Last week, I finally finished one of the toughest assignments in the short history of Craft+Story: re-branding my wife’s business. I’ve always built her sites and helped her when possible, but this was a big deal. This was a total relaunch of the name, brand, and everything. She bribed me with a steak dinner and a couple martinis, and I spent my weekends working on it until it was finally (mostly) done. Luckily for me, she loves the finished product. For those interested, this is a basic breakdown of what we did and a few lessons learned.
The original name of Rebekah’s business, Images by Rebekah, was very – utilitarian. The rebranding was a chance to show how she was shifting focus from a lot of weddings and a few other things to doing exclusively weddings, and it was a chance to highlight her fun personality. We went through a lot of brainstorming and thought experiments, and produced nothing memorable. At one point, she came into my room and wrote “Hello ____” on the whiteboard; I immediately finished the thought to “Hello Beautiful”, and the name stuck. We checked the domain name, Facebook, Twitter, trademarks, etc, and we went for it. I’d like to say there was more to the process, but this really was a situation of just banging our head against bad ideas repeatedly until something we both loved emerged from the bloodshed.
For the new brand, I drew a lot from things I already knew my wife loved (Kate Spade, script fonts, girl-y colors) and the brands and designers that already appeal to her brides. We had played it safe in early designs, but this time we knew we needed to stand out to find the “right” brides and couples who would be excited to work with Rebekah (or “believers”, as Jason Blumer says). I created a simple logo and some “style tiles” where we paired the bold pink with complementary blues and yellows (later used in her print materials).
In true backward fashion, I started playing with the gallery first because I knew that everything else (static pages and even the blog) would key off this central piece. Traditionally, we’ve always shown a handful of large images at a time (like most photographers), but I really wanted to change that. I started sketching some ideas and decided that in order to fully show the stories in the galleries and to encourage people to look at more than just a couple photos, I wanted a to use a reponsive grid of smaller images (with lightboxes for zooming in). The next step was just figuring out how to tie that into a back end gallery system that Rebekah could update herself.

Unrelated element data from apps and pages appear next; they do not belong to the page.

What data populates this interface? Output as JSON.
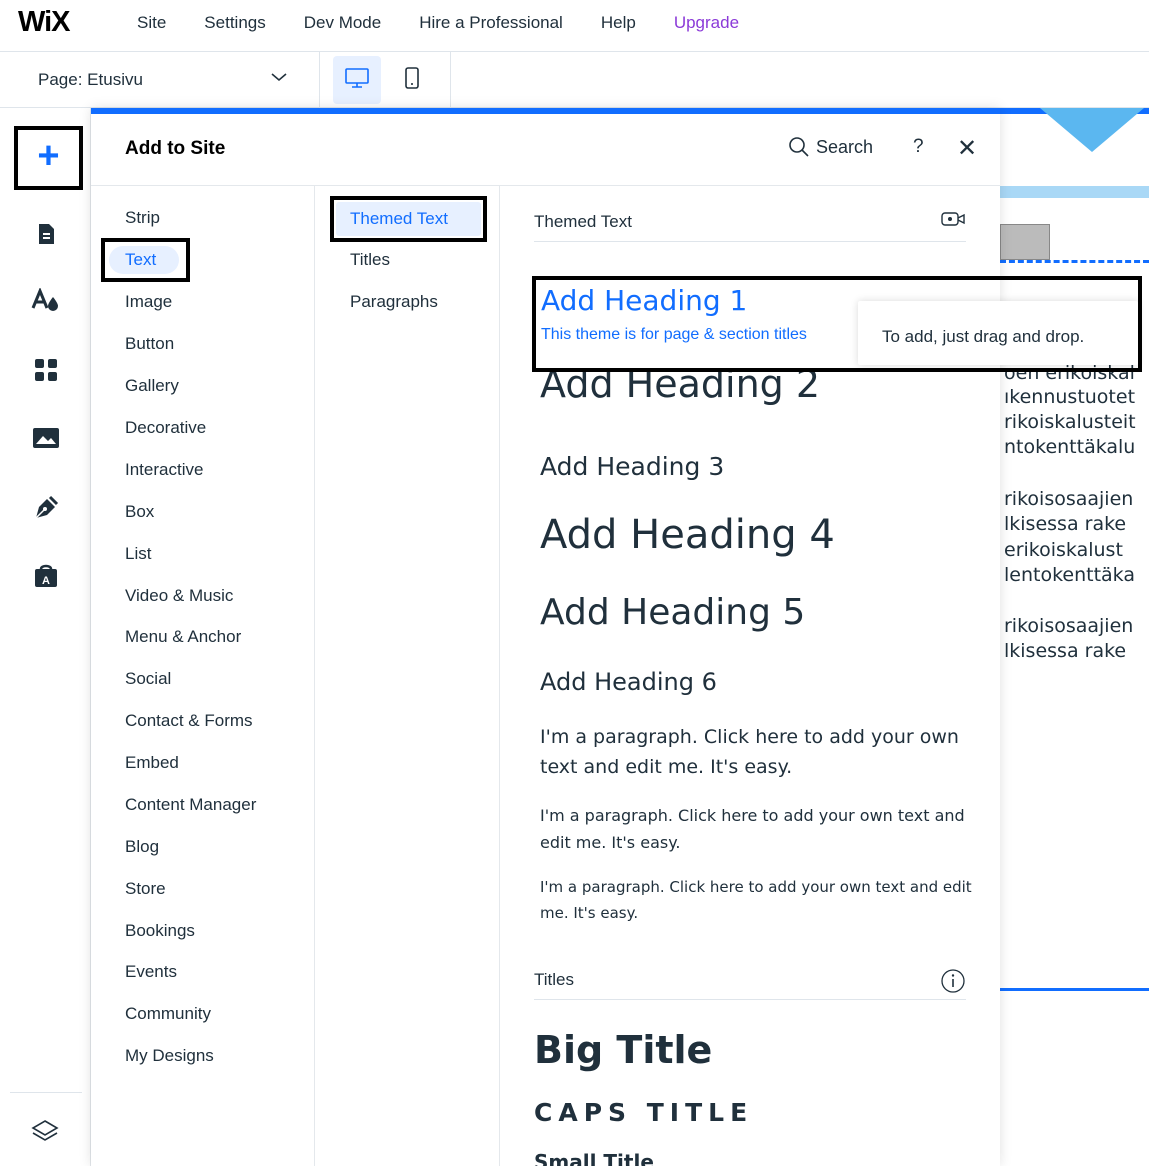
{
  "topbar": {
    "logo": "WiX",
    "menu": [
      "Site",
      "Settings",
      "Dev Mode",
      "Hire a Professional",
      "Help",
      "Upgrade"
    ]
  },
  "pagebar": {
    "page_prefix": "Page:",
    "page_name": "Etusivu"
  },
  "panel": {
    "title": "Add to Site",
    "search_label": "Search",
    "help": "?",
    "close": "✕",
    "categories": [
      "Strip",
      "Text",
      "Image",
      "Button",
      "Gallery",
      "Decorative",
      "Interactive",
      "Box",
      "List",
      "Video & Music",
      "Menu & Anchor",
      "Social",
      "Contact & Forms",
      "Embed",
      "Content Manager",
      "Blog",
      "Store",
      "Bookings",
      "Events",
      "Community",
      "My Designs"
    ],
    "selected_category": "Text",
    "subcategories": [
      "Themed Text",
      "Titles",
      "Paragraphs"
    ],
    "selected_subcategory": "Themed Text",
    "themed_section": {
      "title": "Themed Text",
      "heading1": "Add Heading 1",
      "heading1_sub": "This theme is for page & section titles",
      "tooltip": "To add, just drag and drop.",
      "heading2": "Add Heading 2",
      "heading3": "Add Heading 3",
      "heading4": "Add Heading 4",
      "heading5": "Add Heading 5",
      "heading6": "Add Heading 6",
      "para1": "I'm a paragraph. Click here to add your own text and edit me. It's easy.",
      "para2": "I'm a paragraph. Click here to add your own text and edit me. It's easy.",
      "para3": "I'm a paragraph. Click here to add your own text and edit me. It's easy."
    },
    "titles_section": {
      "title": "Titles",
      "big": "Big Title",
      "caps": "CAPS TITLE",
      "small": "Small Title"
    }
  },
  "canvas": {
    "lines": [
      "oen erikoiskal",
      "ıkennustuotet",
      "rikoiskalusteit",
      "ntokenttäkalu",
      "rikoisosaajien",
      "lkisessa rake",
      "erikoiskalust",
      "lentokenttäka",
      "rikoisosaajien",
      "lkisessa rake"
    ]
  },
  "colors": {
    "accent": "#116dff",
    "upgrade": "#8b3ad8",
    "selected_bg": "#e7f0ff"
  }
}
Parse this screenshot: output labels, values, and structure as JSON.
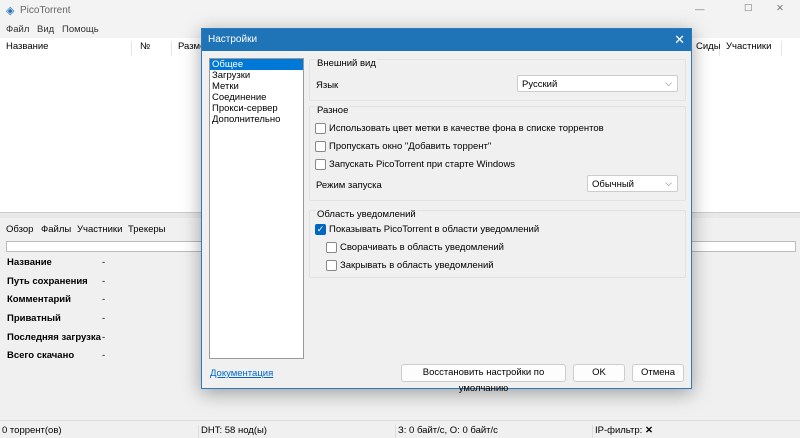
{
  "app": {
    "title": "PicoTorrent",
    "menu": [
      "Файл",
      "Вид",
      "Помощь"
    ],
    "window_controls": {
      "minimize": "—",
      "maximize": "☐",
      "close": "✕"
    }
  },
  "list": {
    "columns": [
      "Название",
      "№",
      "Разме",
      "Сиды",
      "Участники"
    ]
  },
  "details": {
    "tabs": [
      "Обзор",
      "Файлы",
      "Участники",
      "Трекеры"
    ],
    "rows": [
      {
        "label": "Название",
        "value": "-"
      },
      {
        "label": "Путь сохранения",
        "value": "-"
      },
      {
        "label": "Комментарий",
        "value": "-"
      },
      {
        "label": "Приватный",
        "value": "-"
      },
      {
        "label": "Последняя загрузка",
        "value": "-"
      },
      {
        "label": "Всего скачано",
        "value": "-"
      }
    ]
  },
  "status": {
    "torrents": "0 торрент(ов)",
    "dht": "DHT: 58 нод(ы)",
    "speed": "З: 0 байт/с, О: 0 байт/с",
    "ipfilter": "IP-фильтр:",
    "ipfilter_icon": "✕"
  },
  "dialog": {
    "title": "Настройки",
    "close": "✕",
    "nav": [
      "Общее",
      "Загрузки",
      "Метки",
      "Соединение",
      "Прокси-сервер",
      "Дополнительно"
    ],
    "appearance": {
      "label": "Внешний вид",
      "language_label": "Язык",
      "language_value": "Русский"
    },
    "misc": {
      "label": "Разное",
      "options": [
        {
          "label": "Использовать цвет метки в качестве фона в списке торрентов",
          "checked": false
        },
        {
          "label": "Пропускать окно \"Добавить торрент\"",
          "checked": false
        },
        {
          "label": "Запускать PicoTorrent при старте Windows",
          "checked": false
        }
      ],
      "startup_label": "Режим запуска",
      "startup_value": "Обычный"
    },
    "tray": {
      "label": "Область уведомлений",
      "options": [
        {
          "label": "Показывать PicoTorrent в области уведомлений",
          "checked": true
        },
        {
          "label": "Сворачивать в область уведомлений",
          "checked": false
        },
        {
          "label": "Закрывать в область уведомлений",
          "checked": false
        }
      ]
    },
    "docs_link": "Документация",
    "restore_button": "Восстановить настройки по умолчанию",
    "ok_button": "OK",
    "cancel_button": "Отмена"
  },
  "colors": {
    "accent": "#1f73b7",
    "selection": "#0078d7"
  }
}
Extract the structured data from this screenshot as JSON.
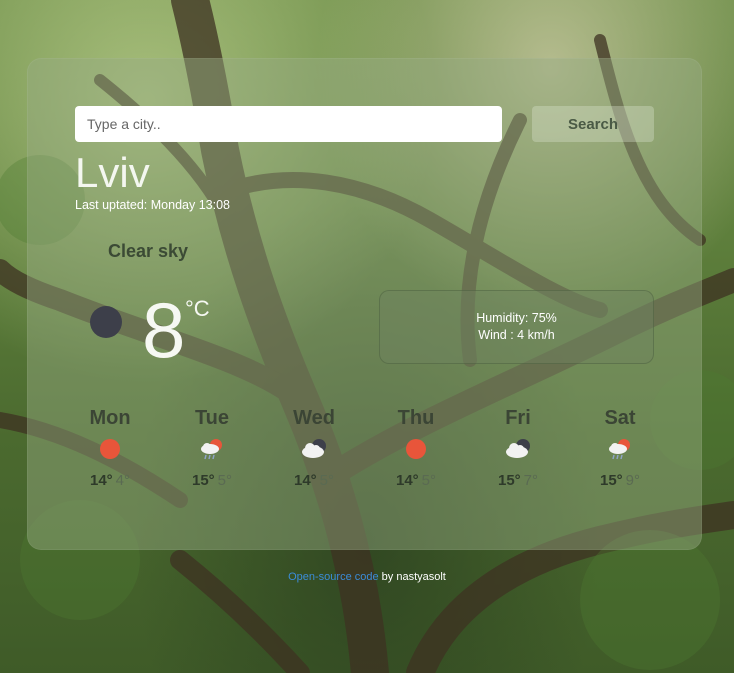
{
  "search": {
    "placeholder": "Type a city..",
    "button_label": "Search"
  },
  "current": {
    "city": "Lviv",
    "updated": "Last uptated: Monday 13:08",
    "description": "Clear sky",
    "icon": "moon-icon",
    "temperature": "8",
    "unit": "°C",
    "humidity": "Humidity: 75%",
    "wind": "Wind : 4 km/h"
  },
  "forecast": [
    {
      "day": "Mon",
      "icon": "sun-icon",
      "max": "14°",
      "min": "4°"
    },
    {
      "day": "Tue",
      "icon": "rain-sun-icon",
      "max": "15°",
      "min": "5°"
    },
    {
      "day": "Wed",
      "icon": "cloud-moon-icon",
      "max": "14°",
      "min": "5°"
    },
    {
      "day": "Thu",
      "icon": "sun-icon",
      "max": "14°",
      "min": "5°"
    },
    {
      "day": "Fri",
      "icon": "cloud-moon-icon",
      "max": "15°",
      "min": "7°"
    },
    {
      "day": "Sat",
      "icon": "rain-sun-icon",
      "max": "15°",
      "min": "9°"
    }
  ],
  "footer": {
    "link_text": "Open-source code",
    "suffix": " by nastyasolt"
  },
  "colors": {
    "sun": "#e8553a",
    "moon": "#3d3f4a",
    "link": "#3b8cd8"
  }
}
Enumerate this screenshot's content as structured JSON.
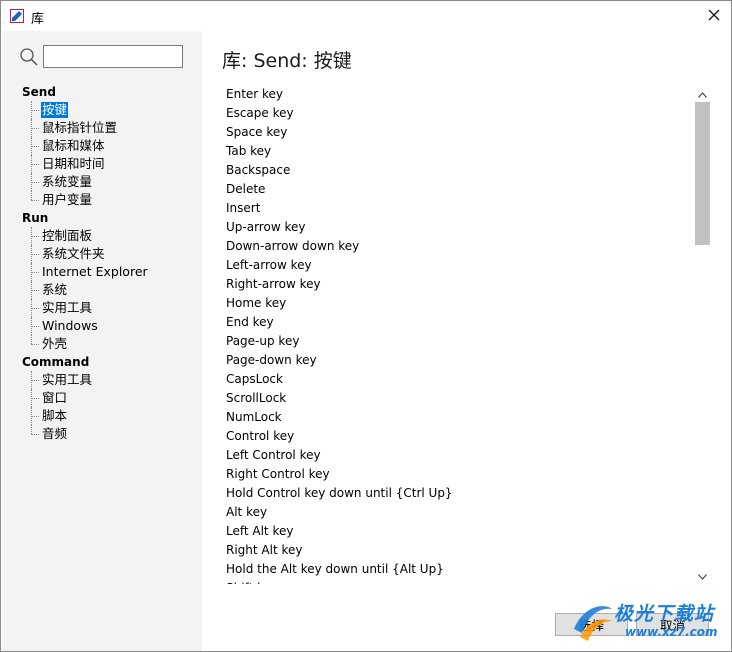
{
  "window": {
    "title": "库",
    "icon": "pencil-ruler-icon",
    "close_icon": "close-icon"
  },
  "search": {
    "icon": "search-icon",
    "value": "",
    "placeholder": ""
  },
  "tree": {
    "groups": [
      {
        "title": "Send",
        "items": [
          "按键",
          "鼠标指针位置",
          "鼠标和媒体",
          "日期和时间",
          "系统变量",
          "用户变量"
        ],
        "selected_index": 0
      },
      {
        "title": "Run",
        "items": [
          "控制面板",
          "系统文件夹",
          "Internet Explorer",
          "系统",
          "实用工具",
          "Windows",
          "外壳"
        ]
      },
      {
        "title": "Command",
        "items": [
          "实用工具",
          "窗口",
          "脚本",
          "音频"
        ]
      }
    ]
  },
  "main": {
    "heading": "库:  Send:  按键",
    "keys": [
      "Enter key",
      "Escape key",
      "Space key",
      "Tab key",
      "Backspace",
      "Delete",
      "Insert",
      "Up-arrow key",
      "Down-arrow down key",
      "Left-arrow key",
      "Right-arrow key",
      "Home key",
      "End key",
      "Page-up key",
      "Page-down key",
      "CapsLock",
      "ScrollLock",
      "NumLock",
      "Control key",
      "Left Control key",
      "Right Control key",
      "Hold Control key down until {Ctrl Up}",
      "Alt key",
      "Left Alt key",
      "Right Alt key",
      "Hold the Alt key down until {Alt Up}",
      "Shift key"
    ]
  },
  "buttons": {
    "ok_label": "选择",
    "cancel_label": "取消"
  },
  "watermark": {
    "text": "极光下载站",
    "url": "www.xz7.com"
  },
  "colors": {
    "selection": "#0078d7",
    "left_pane_bg": "#f3f3f3",
    "watermark": "#1e7fd8"
  }
}
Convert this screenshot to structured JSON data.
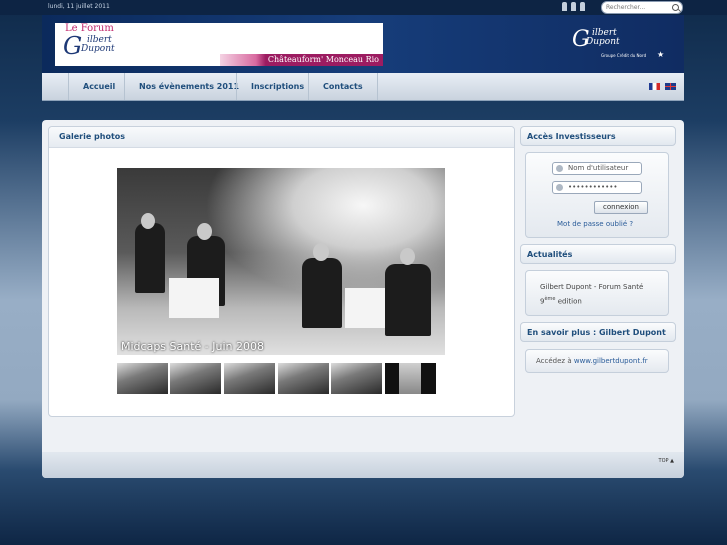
{
  "topbar": {
    "date": "lundi, 11 juillet 2011",
    "search_placeholder": "Rechercher..."
  },
  "banner": {
    "le_forum": "Le Forum",
    "logo_g": "G",
    "logo_gilbert": "ilbert",
    "logo_dupont": "Dupont",
    "venue": "Châteauform' Monceau Rio",
    "right_gilbert": "ilbert",
    "right_dupont": "Dupont",
    "right_sub": "Groupe Crédit du Nord"
  },
  "nav": {
    "items": [
      "Accueil",
      "Nos évènements 2011",
      "Inscriptions",
      "Contacts"
    ]
  },
  "gallery": {
    "title": "Galerie photos",
    "caption": "Midcaps Santé - Juin 2008"
  },
  "investors": {
    "title": "Accès Investisseurs",
    "username_placeholder": "Nom d'utilisateur",
    "password_value": "••••••••••••",
    "login_button": "connexion",
    "forgot": "Mot de passe oublié ?"
  },
  "news": {
    "title": "Actualités",
    "text_main": "Gilbert Dupont - Forum Santé 9",
    "text_sup": "ème",
    "text_end": " edition"
  },
  "more": {
    "title": "En savoir plus : Gilbert Dupont",
    "prefix": "Accédez à ",
    "link": "www.gilbertdupont.fr"
  },
  "footer": {
    "top_link": "TOP ▲"
  }
}
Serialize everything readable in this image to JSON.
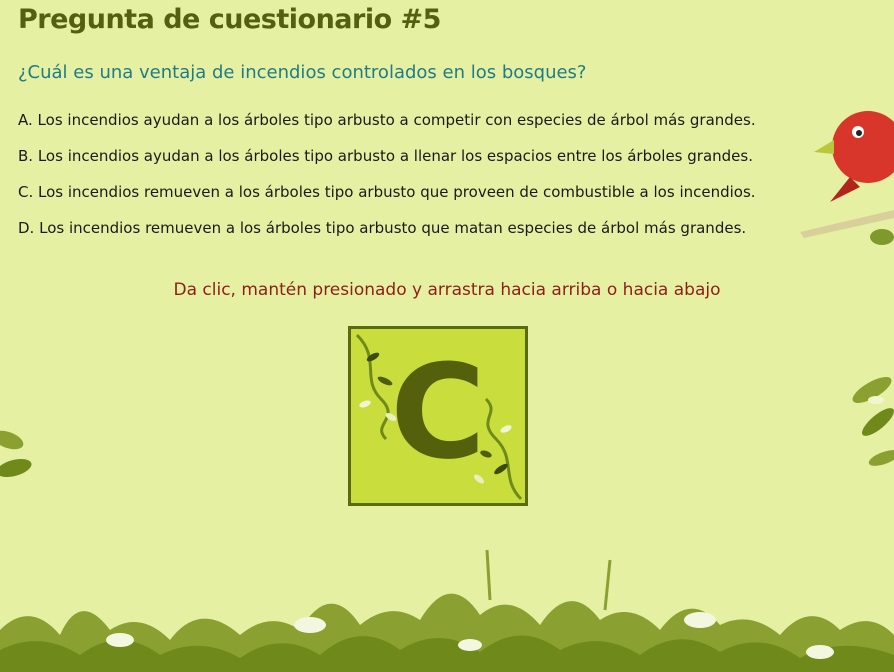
{
  "quiz": {
    "title": "Pregunta de cuestionario #5",
    "question": "¿Cuál es una ventaja de incendios controlados en los bosques?",
    "options": [
      {
        "letter": "A.",
        "text": "Los incendios ayudan a los árboles tipo arbusto a competir con especies de árbol más grandes."
      },
      {
        "letter": "B.",
        "text": "Los incendios ayudan a los árboles tipo arbusto a llenar los espacios entre los árboles grandes."
      },
      {
        "letter": "C.",
        "text": "Los incendios remueven a los árboles tipo arbusto que proveen de combustible a los incendios."
      },
      {
        "letter": "D.",
        "text": "Los incendios remueven a los árboles tipo arbusto que matan especies de árbol más grandes."
      }
    ],
    "instruction": "Da clic, mantén presionado y arrastra hacia arriba o hacia abajo",
    "selector": {
      "current_letter": "C"
    }
  },
  "decor": {
    "bird": "red-bird-icon",
    "foliage": "grass-foliage"
  },
  "colors": {
    "background": "#e6f0a3",
    "title": "#555f14",
    "question": "#1f7c86",
    "instruction": "#8c1f1a",
    "tile": "#c9dd3c",
    "tile_border": "#5a6a10"
  }
}
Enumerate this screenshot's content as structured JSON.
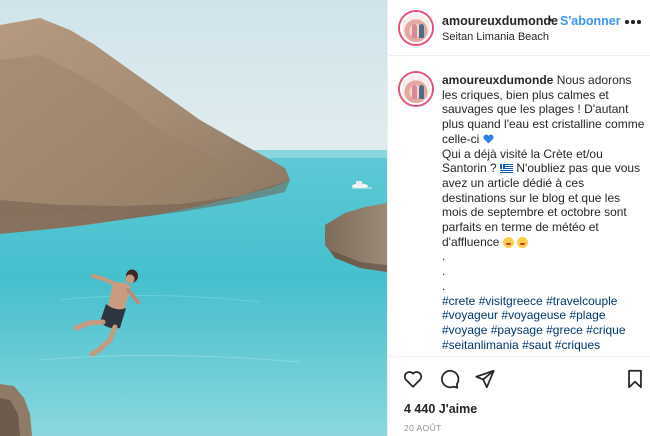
{
  "photo": {
    "alt_semantic": "cliff-jump-into-turquoise-cove"
  },
  "header": {
    "username": "amoureuxdumonde",
    "separator": "•",
    "follow_label": "S'abonner",
    "location": "Seitan Limania Beach",
    "more_icon": "more-options-icon"
  },
  "caption": {
    "username": "amoureuxdumonde",
    "line1": "Nous adorons les criques, bien plus calmes et sauvages que les plages ! D'autant plus quand l'eau est cristalline comme celle-ci",
    "line2": "Qui a déjà visité la Crète et/ou Santorin ?",
    "line3": "N'oubliez pas que vous avez un article dédié à ces destinations sur le blog et que les mois de septembre et octobre sont parfaits en terme de météo et d'affluence",
    "dots": [
      ".",
      ".",
      "."
    ],
    "hashtags": [
      "#crete",
      "#visitgreece",
      "#travelcouple",
      "#voyageur",
      "#voyageuse",
      "#plage",
      "#voyage",
      "#paysage",
      "#grece",
      "#crique",
      "#seitanlimania",
      "#saut",
      "#criques"
    ]
  },
  "actions": {
    "icons": [
      "heart-icon",
      "comment-icon",
      "share-icon",
      "bookmark-icon"
    ],
    "likes_count": "4 440",
    "likes_label": "J'aime",
    "date": "20 AOÛT"
  },
  "colors": {
    "link": "#3897f0",
    "hashtag": "#00376b",
    "text": "#262626",
    "muted": "#8e8e8e",
    "sea": "#4cc3d1"
  }
}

After I came back, the bugs were gone, but the responsive grid solution I was using was not able to handle lazy loaded images (loading the images “as necessary” after the rest of the page is visible). After just moments of testing, I knew that lazy loading the images was absolutely essential when you had live galleries that could grow to hundreds of photos. So, I scrapped the grid system that I almost had working and decided to implement Masonry.js using some hooks to call it after each image had finished loading (which is surprisingly fast per incident and alternates between downloading and processing).
This was the first part I started, and the last piece to be finished.
Like I said, I started out using Koken, and I had actually gone pretty far doing the whole site in Koken until I hit some major snags. First, the only way to have a contact form was to code it in PHP; annoying (because Rebekah couldn’t update it), but workable, I guess. Then, I was implementing the blog (which will launch later), and realized that there were some features missing. The blog posts themselves had to be added using the simplest of forms; so simple, in fact, that the only option for laying out images inside a post were straight HTML (bad for Rebekah) or no formatting at all (bad for everyone). I thought I could work around this until I realized I didn’t know how to implement an indexed search; and then I found out that there was no indexed search capability, and it wasn’t even on the roadmap according to some answers I found from Koken developers.
Since a blog without even basic searching is not a long-term plan, I decided to just use TYPO3 (which I could modify to do anything I want in the posts and has great search plugins) for everything but the galleries. I could have done the galleries in TYPO3, but Koken really does have some great tools like Lightroom integration.
Seeing this as a chance to start over and not have to conform to some of the “quirks” of the Koken page systems (which are admittedly kinda slapped into a great portfolio/gallery system), I started out from scratch with my TYPO3 implementation. Not a lot of gory details here, but I created a pretty good design system and got it working. Once it was done, I went back and finished the gallery.
I don’t always get to write copy for websites, but it’s definitely one of my favorite things. All of the writing on the website sounds just like my wife (who loves exclamation points) and is geared towards brides and their moms (our main visitors). One of the questions I added to the form, “What part of your wedding are you most excited?”, had some initial resistance from Rebekah because it wasn’t entirely practical and she was afraid everybody would say “getting married”. I liked it, though, because I knew it’s one of the first questions Rebekah loves to ask, and brides love talking about their wedding. In the first day the website was live, we had multiple people filling out the form and they all gave fun answers filled with exclamation points, and excited brides is pretty much what we’re about. Yay!
We didn’t get to launch with the blog because this has been a project strictly for the weekends, and it was more important to get the new brand out there than to wait for total completion. I am excited about the blog, though. We’ve setup a system in TYPO3 to really highlight her images, and I think everyone will love hearing her unfiltered excitement.